According to Kirk Kramer and Preeta Nayak at Bridgespan, the greatest challenge nonprofits face after resource constraints is leadership development. More often than not, leadership development is considered only when its time for a succession and by then its often too late.
The “Nonprofit Leadership Development: What’s Your “Plan A” Guide for Growing Future Leaders” as created by Bridgespan and referenced by American Express CEO Ken Chenault lays out a “Plan A” for treating leadership development as an ongoing process versus crisis response method.
“Plan A” is a three year road map which lays out an organizations leadership needs, identifies potential future leaders and works towards strengthening ad developing those leaders capabilities over an extended period of time. The top 5 processes are outlined below:
Engaging Senior Leaders

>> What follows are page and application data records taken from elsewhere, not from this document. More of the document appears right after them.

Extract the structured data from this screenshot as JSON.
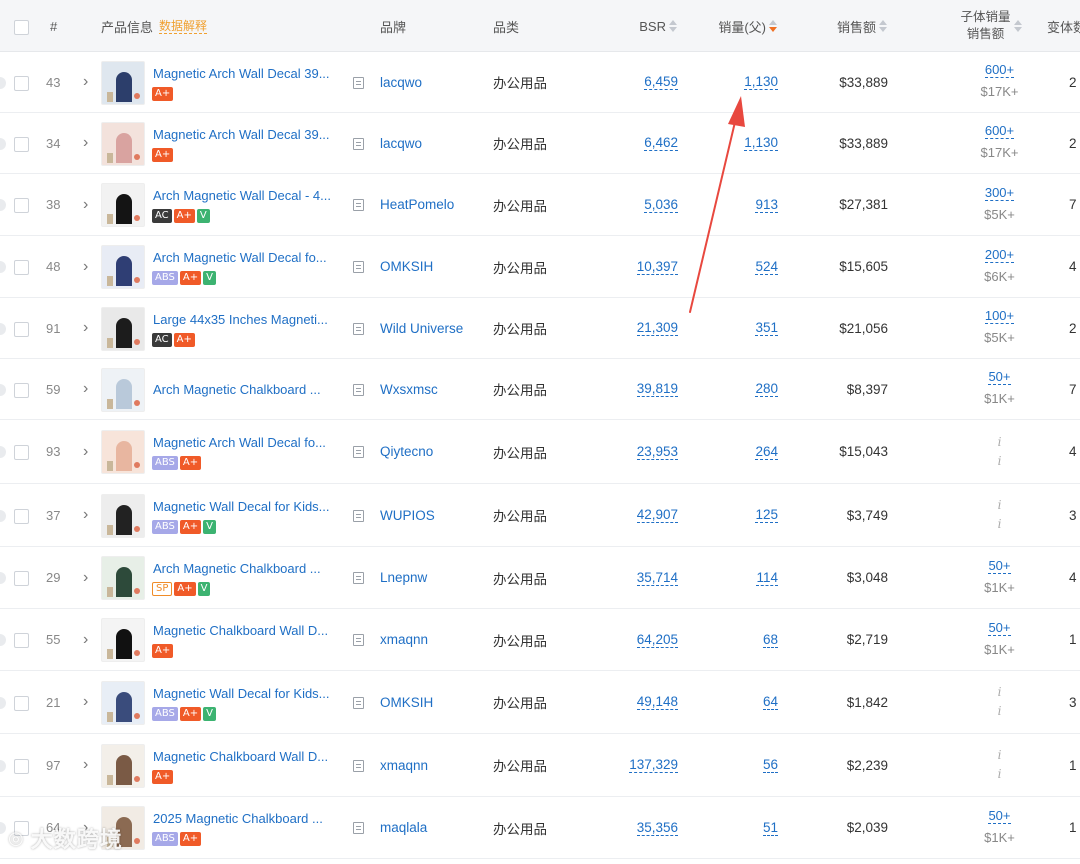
{
  "header": {
    "rank": "#",
    "product_info": "产品信息",
    "data_explain": "数据解释",
    "brand": "品牌",
    "category": "品类",
    "bsr": "BSR",
    "sales_volume": "销量(父)",
    "revenue": "销售额",
    "child_sales_line1": "子体销量",
    "child_sales_line2": "销售额",
    "variants": "变体数"
  },
  "colors": {
    "link": "#1f6fc5",
    "accent_orange": "#f07023",
    "header_bg": "#f5f6f8",
    "arrow": "#e8483f"
  },
  "rows": [
    {
      "rank": "43",
      "title": "Magnetic Arch Wall Decal 39...",
      "badges": [
        "A+"
      ],
      "brand": "lacqwo",
      "category": "办公用品",
      "bsr": "6,459",
      "volume": "1,130",
      "revenue": "$33,889",
      "child_top": "600+",
      "child_bottom": "$17K+",
      "variants": "2",
      "thumb": "arch-blue"
    },
    {
      "rank": "34",
      "title": "Magnetic Arch Wall Decal 39...",
      "badges": [
        "A+"
      ],
      "brand": "lacqwo",
      "category": "办公用品",
      "bsr": "6,462",
      "volume": "1,130",
      "revenue": "$33,889",
      "child_top": "600+",
      "child_bottom": "$17K+",
      "variants": "2",
      "thumb": "arch-pink"
    },
    {
      "rank": "38",
      "title": "Arch Magnetic Wall Decal - 4...",
      "badges": [
        "AC",
        "A+",
        "V"
      ],
      "brand": "HeatPomelo",
      "category": "办公用品",
      "bsr": "5,036",
      "volume": "913",
      "revenue": "$27,381",
      "child_top": "300+",
      "child_bottom": "$5K+",
      "variants": "7",
      "thumb": "arch-black"
    },
    {
      "rank": "48",
      "title": "Arch Magnetic Wall Decal fo...",
      "badges": [
        "ABS",
        "A+",
        "V"
      ],
      "brand": "OMKSIH",
      "category": "办公用品",
      "bsr": "10,397",
      "volume": "524",
      "revenue": "$15,605",
      "child_top": "200+",
      "child_bottom": "$6K+",
      "variants": "4",
      "thumb": "arch-navy"
    },
    {
      "rank": "91",
      "title": "Large 44x35 Inches Magneti...",
      "badges": [
        "AC",
        "A+"
      ],
      "brand": "Wild Universe",
      "category": "办公用品",
      "bsr": "21,309",
      "volume": "351",
      "revenue": "$21,056",
      "child_top": "100+",
      "child_bottom": "$5K+",
      "variants": "2",
      "thumb": "board-black"
    },
    {
      "rank": "59",
      "title": "Arch Magnetic Chalkboard ...",
      "badges": [],
      "brand": "Wxsxmsc",
      "category": "办公用品",
      "bsr": "39,819",
      "volume": "280",
      "revenue": "$8,397",
      "child_top": "50+",
      "child_bottom": "$1K+",
      "variants": "7",
      "thumb": "arch-light"
    },
    {
      "rank": "93",
      "title": "Magnetic Arch Wall Decal fo...",
      "badges": [
        "ABS",
        "A+"
      ],
      "brand": "Qiytecno",
      "category": "办公用品",
      "bsr": "23,953",
      "volume": "264",
      "revenue": "$15,043",
      "child_top": "",
      "child_bottom": "",
      "variants": "4",
      "thumb": "arch-peach"
    },
    {
      "rank": "37",
      "title": "Magnetic Wall Decal for Kids...",
      "badges": [
        "ABS",
        "A+",
        "V"
      ],
      "brand": "WUPIOS",
      "category": "办公用品",
      "bsr": "42,907",
      "volume": "125",
      "revenue": "$3,749",
      "child_top": "",
      "child_bottom": "",
      "variants": "3",
      "thumb": "arch-black2"
    },
    {
      "rank": "29",
      "title": "Arch Magnetic Chalkboard ...",
      "badges": [
        "SP",
        "A+",
        "V"
      ],
      "brand": "Lnepnw",
      "category": "办公用品",
      "bsr": "35,714",
      "volume": "114",
      "revenue": "$3,048",
      "child_top": "50+",
      "child_bottom": "$1K+",
      "variants": "4",
      "thumb": "arch-green"
    },
    {
      "rank": "55",
      "title": "Magnetic Chalkboard Wall D...",
      "badges": [
        "A+"
      ],
      "brand": "xmaqnn",
      "category": "办公用品",
      "bsr": "64,205",
      "volume": "68",
      "revenue": "$2,719",
      "child_top": "50+",
      "child_bottom": "$1K+",
      "variants": "1",
      "thumb": "arch-black3"
    },
    {
      "rank": "21",
      "title": "Magnetic Wall Decal for Kids...",
      "badges": [
        "ABS",
        "A+",
        "V"
      ],
      "brand": "OMKSIH",
      "category": "办公用品",
      "bsr": "49,148",
      "volume": "64",
      "revenue": "$1,842",
      "child_top": "",
      "child_bottom": "",
      "variants": "3",
      "thumb": "arch-navy2"
    },
    {
      "rank": "97",
      "title": "Magnetic Chalkboard Wall D...",
      "badges": [
        "A+"
      ],
      "brand": "xmaqnn",
      "category": "办公用品",
      "bsr": "137,329",
      "volume": "56",
      "revenue": "$2,239",
      "child_top": "",
      "child_bottom": "",
      "variants": "1",
      "thumb": "arch-brown"
    },
    {
      "rank": "64",
      "title": "2025 Magnetic Chalkboard ...",
      "badges": [
        "ABS",
        "A+"
      ],
      "brand": "maqlala",
      "category": "办公用品",
      "bsr": "35,356",
      "volume": "51",
      "revenue": "$2,039",
      "child_top": "50+",
      "child_bottom": "$1K+",
      "variants": "1",
      "thumb": "arch-brown2"
    }
  ],
  "watermark": "大数跨境"
}
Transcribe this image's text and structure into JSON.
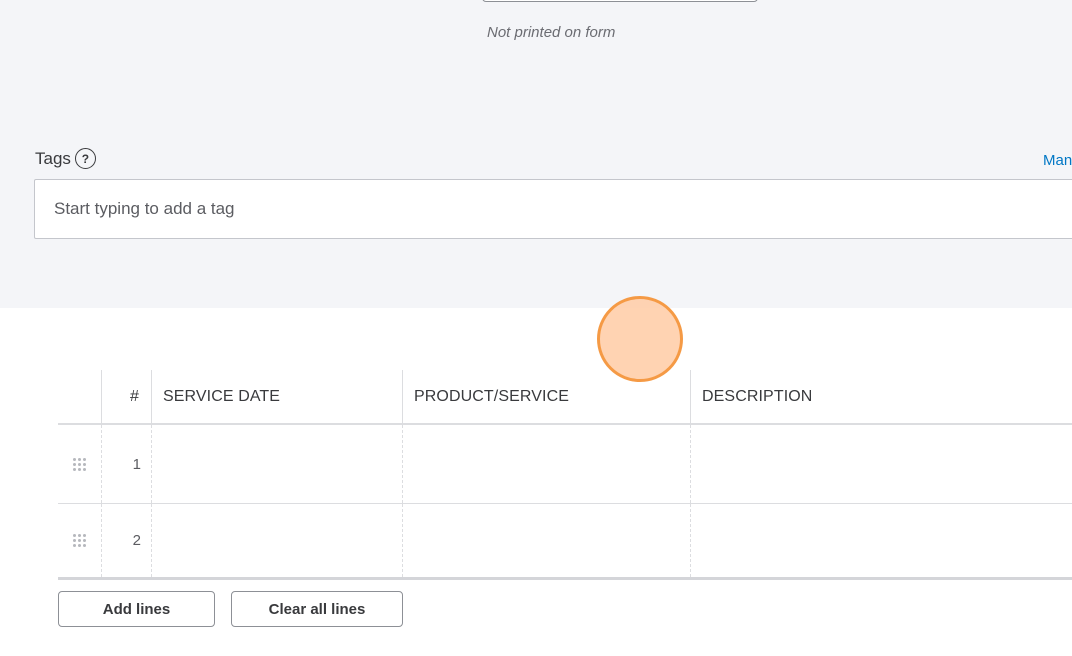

Senior leaders need to be held accountable for their development efforts. The CEOs need to directly represent the importance of leadership development and set expectations for the team. They can start by training and developing their direct team and the asking and expecting that they do the same for their teams beyond. This trickle down will set the bar through the organization and provide training and support to every group within every group.
Mapping Out the Future Leadership Team
Organizations need to systematically plan and strategize what the future leaders of the organization need in order to be as successful as possible in fulfilling the organizations strategy and goals. By assessing what competencies potential future leaders need, current leaders and put forth plans to adequately train those with high potential for those roles.
Developing Future Leaders
Based off of research, leaders are shown to have the most effective development when they have had a mix of 70% on the job learning, 20% time with coaches and mentors and 10% formal training. While most nonprofits do provide their staff “stretch” opportunities, it is beneficial to be systematic in doing so, consciously building the right skills in the right people over a period of time.
Filling Gaps with New Talent
Despite full planning, you can’t always find leaders from within the organization. At this point it’s important to have a plan to properly and wholly train and integrate new leaders to best prepare them for success in their new roles.
Monitoring and Improving the Process of Developing Leaders
The best way for nonprofits to track and measure their progress is to gather data and keep track of their progress and make adjustments as they come along.
Overall, developing future leaders is about how the organization goes about planning and training and committing to developing its staff for the future and beyond.